You are 20 years old, you have played three matches at Wimbledon, you have never won a senior title and over your young career have lost more single matches than you have won. So here's the question for Ryan Harrison today: how do you beat the best tennis player in the world, the defending champion, a guy who belongs among the greats, a guy who does not possess an obvious weakness?
I spoke to Ryan yesterday and he said, "Nick, I will be ready mentally for this match." You can be assured that – the mentality – is going to be so, so important if he is to challenge Djokovic out there today. This is a battle of the mind.
Here's what I say to my guys: do everything in life with purpose, whether on the sports field or off. Harrison knows this because he has heard me say it at the IMG Bollettieri Academy where he trains and he is someone who has a purpose. I know him well. He comes from a real tennis family. His father, Pat, played at college, his sister is a good player – she will get a scholarship to college – and his younger brother, Christian, 18, has what it takes to follow his big bro into the pro game.
His father deserves a lot of credit for the player Ryan is. So here's the story: off court he is a sensitive nice guy. Get him on that court and he changes: he will go head-to-head, toe-to-toe with anyone, fight tooth and nail. He becomes a guy pumped full of emotion. That is going to be key to his success over the next two to three years, because he can be good if he can get that right,
It's not a question of his playing skills because this boy has all the tools for success. He has a huge forehand, an excellent two-handed backhand, a super slice, a big serve that ranges from 120-130mph and a penetrating second serve, and he is not afraid to come in and volley. He moves and anticipates extremely well – physically he's well built and in good shape.

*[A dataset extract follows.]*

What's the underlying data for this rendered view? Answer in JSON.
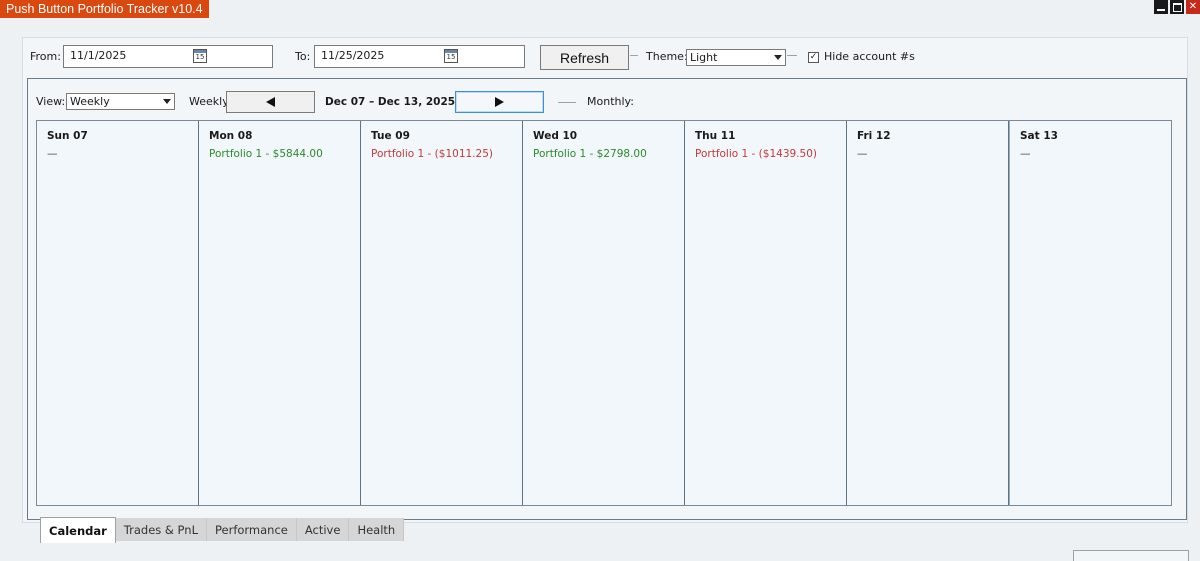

So far so good, but then look across the net. Holy cow! Novak Djokovic is simply one of the best. Look at his record: No 1 in the world, above players as good as Roger Federer and Rafa Nadal, won four of the last six Slams. The problem is that this guy does not have an outstanding weakness. There isn't one; it's all there, backhand, forehand, serve – effective second serve too. He's got great lower body strength, covers the court like the athlete he is. The volley's there, the drop shot, the slice – and since they sorted his diet out a couple of years ago, his fitness is outstanding, too.
Harrison has a forcing game that means he is not afraid to duel it out with you. He can strike that big forehand – and man, it's huge – from anywhere on the court. That's a weapon he's got to use. He has the guts to say, "If you want to hit a big forehand at me fine, I'll hit it right back at you."
His serve equals his opponents and his stats from his first round win were good – 70 per cent of his first serves were in, at speeds of up to 130mph, which is marginally quicker than Djokovic.
But leave aside all the tennis skills, this will be a mind game. I expect a heck of a match, four sets or more, and it will not be easy for Djokovic. Of course Djokovic is a big favourite, but if Harrison can stay tough up top – not let his mind slip for one minute under the pressure that will come from the Serb – then he can make it tough on the court for Djokovic.Reuse content